This sensory tube is made from:
- an empty bubble wand container, like from these bubbles (UK / US)
- water beads (UK/ US)+ water
- fine glitter
You might notice that these supplies are very similar to what we used to make our Valentines sensory snow globe but the end result being in these different containers looks different.
How to make this DIY sensory tube
First, finish any remaining bubble liquid you might still have within your bubble wand – which is a great sensory activity in itself. All kids love bubbles! And they offer great visual stimulation as well as being good for oro motor skills if your kids are able to blow bubbles themselves. I find these larger wand style bubbles so much better than the smaller ones, they create larger bubbles and seem to be much easier for my children to blow.
Once the tube is empty, start transferring water beads into the tube until you’re happy with the amount. We used pre-hydrated water beads for this, and picking them up and placing them into the neck of the tube is really good fine motor practice for little hands.
Then, fill up the tube until near the top with water and pour in some glitter (leaving a little space is good, because then you get a bubble inside the tube, which can move up and down when you tilt and turn it)
To make the lid that you will use to close the tube, you will probably want to break off the wand part so that it is not getting in the way or blocking up the space inside the tube. If you have a normal plastic wand, you should be able to just snap that off and then tightly screw on the lid to seal.

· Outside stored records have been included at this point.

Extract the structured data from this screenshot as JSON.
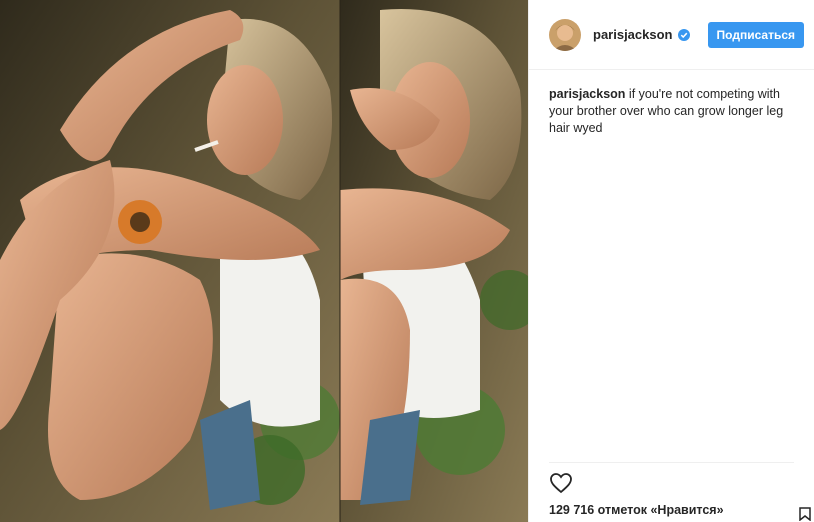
{
  "post": {
    "username": "parisjackson",
    "follow_label": "Подписаться",
    "caption_user": "parisjackson",
    "caption_text": " if you're not competing with your brother over who can grow longer leg hair wyed",
    "likes_text": "129 716 отметок «Нравится»"
  },
  "colors": {
    "accent": "#3897f0",
    "text": "#262626",
    "border": "#efefef"
  },
  "icons": {
    "verified": "verified-badge-icon",
    "like": "heart-outline-icon"
  }
}
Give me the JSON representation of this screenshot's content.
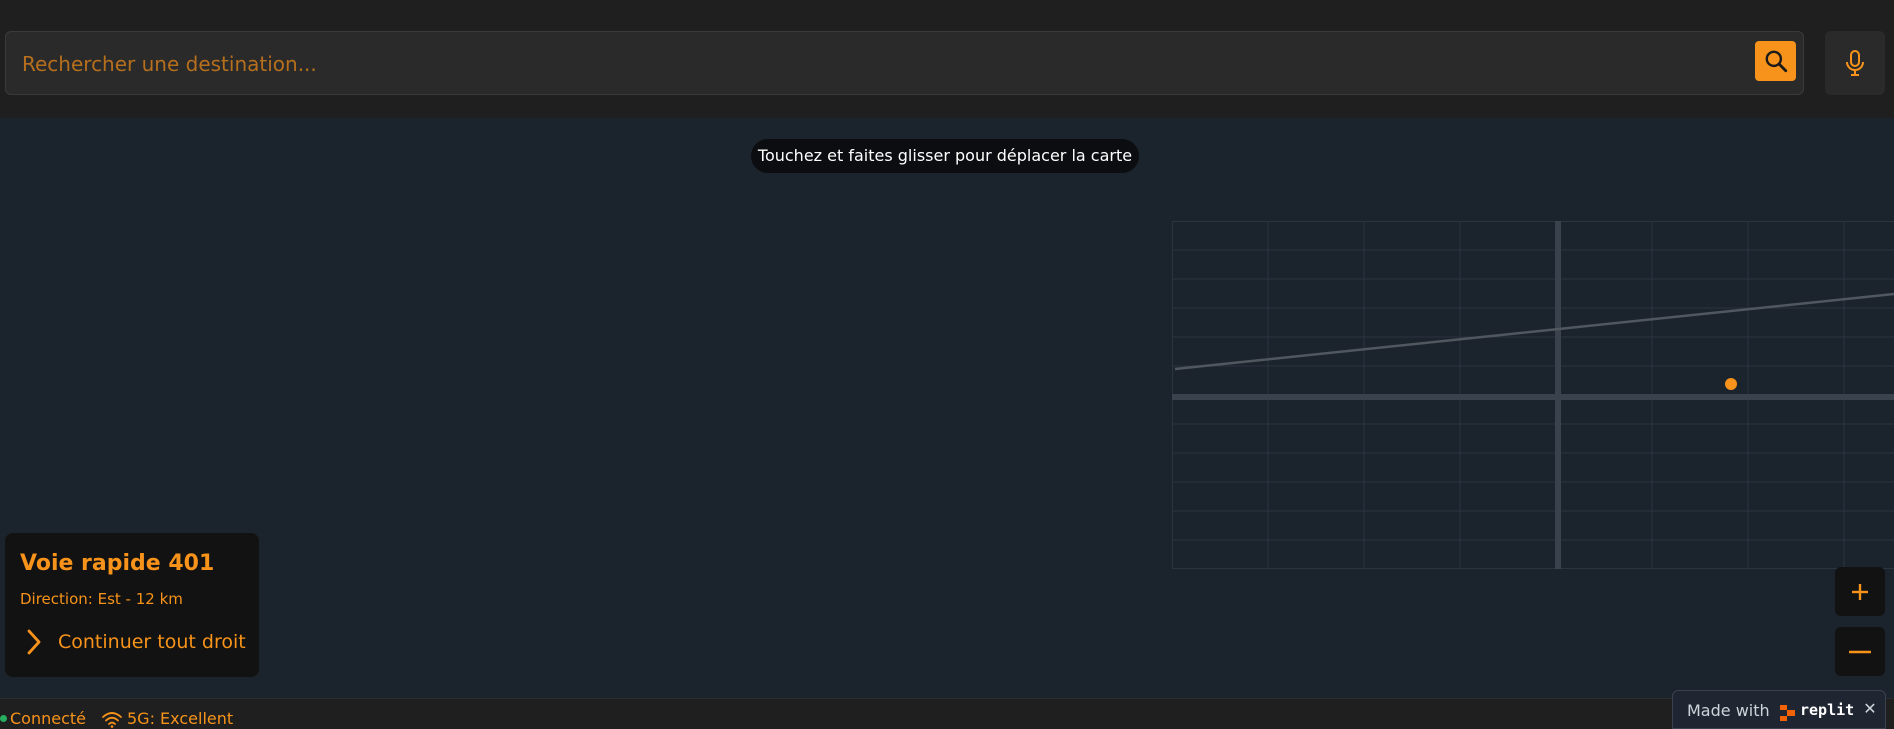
{
  "colors": {
    "accent": "#f7931a",
    "map_background": "#1b232d",
    "bar_background": "#1f1f1f",
    "panel_background": "#121212",
    "status_ok": "#27ae60"
  },
  "search": {
    "placeholder": "Rechercher une destination...",
    "value": "",
    "button_icon": "search-icon",
    "voice_icon": "microphone-icon"
  },
  "map": {
    "hint": "Touchez et faites glisser pour déplacer la carte",
    "location_marker_icon": "location-dot-icon"
  },
  "navigation": {
    "road": "Voie rapide 401",
    "direction": "Direction: Est - 12 km",
    "instruction": "Continuer tout droit",
    "instruction_icon": "chevron-right-icon"
  },
  "zoom": {
    "in_label": "+",
    "out_label": "—"
  },
  "status": {
    "connection": "Connecté",
    "network": "5G: Excellent",
    "network_icon": "wifi-icon"
  },
  "badge": {
    "made_with": "Made with",
    "brand": "replit",
    "close": "✕"
  }
}
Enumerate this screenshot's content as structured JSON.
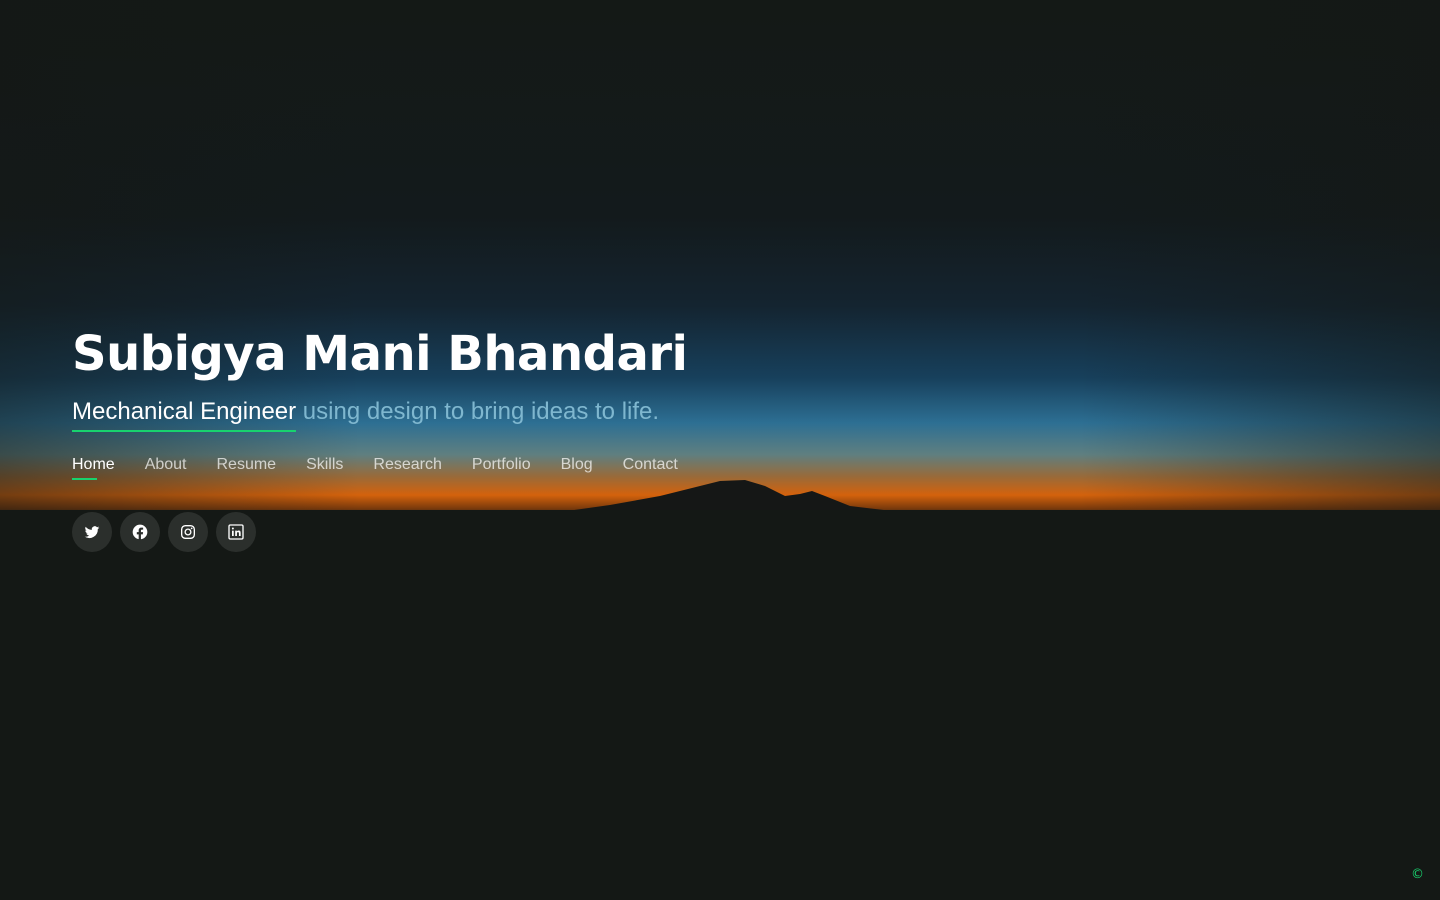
{
  "hero": {
    "name": "Subigya Mani Bhandari",
    "role": "Mechanical Engineer",
    "tagline_rest": " using design to bring ideas to life."
  },
  "nav": {
    "items": [
      {
        "label": "Home",
        "active": true
      },
      {
        "label": "About"
      },
      {
        "label": "Resume"
      },
      {
        "label": "Skills"
      },
      {
        "label": "Research"
      },
      {
        "label": "Portfolio"
      },
      {
        "label": "Blog"
      },
      {
        "label": "Contact"
      }
    ]
  },
  "social": {
    "icons": [
      "twitter-icon",
      "facebook-icon",
      "instagram-icon",
      "linkedin-icon"
    ]
  },
  "footer": {
    "copyright": "©"
  },
  "colors": {
    "accent": "#18d26e",
    "background": "#141815",
    "tagline": "#7fb7cf"
  }
}
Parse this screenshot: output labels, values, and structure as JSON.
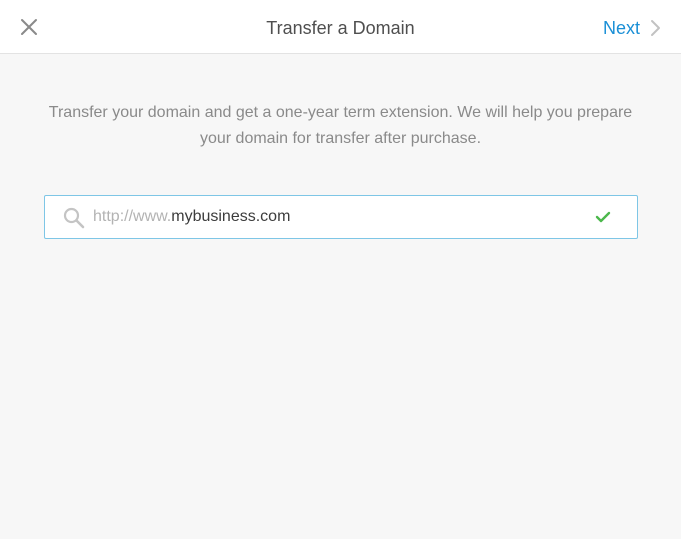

Because these containers normally hold a liquid anyway (the bubble liquid) I did not need to glue or tape the lid on – just screw it on tightly and you will be fine.
It’s not easy to show the inside of the tube properly in photographs, but trust me it is really pretty when you hold it up to the light, or shake it and see all the water beads and glitter moving up and down.
The blue tinge to ours is simply because we used a bubble tube that is blue – but that doesn’t affect the end result, you can still see clearly through to contents of the tube, so if you have coloured tubes or clear tubes either way will work fine.
Once this is made, it should last well. We made the one in the pictures a month or so back, and it is still as good as new. If you do need to replace it down the line, then they are very cheap and easy to make anyway. It would be fun to make a whole rainbow of these – I’m sure we will be adding lots more to our collection.
If you have a light box or light table at home (or make your own, using this very easy DIY method to create a small light table) then these would be a fun light table toy too.
You might also like these
Visual Sensory Play Ideas
- Sensory Play with Water Bead Sensory Bottles
- Valentines Sensory Snow Globe
- Shiny Starry Night Mirror Painting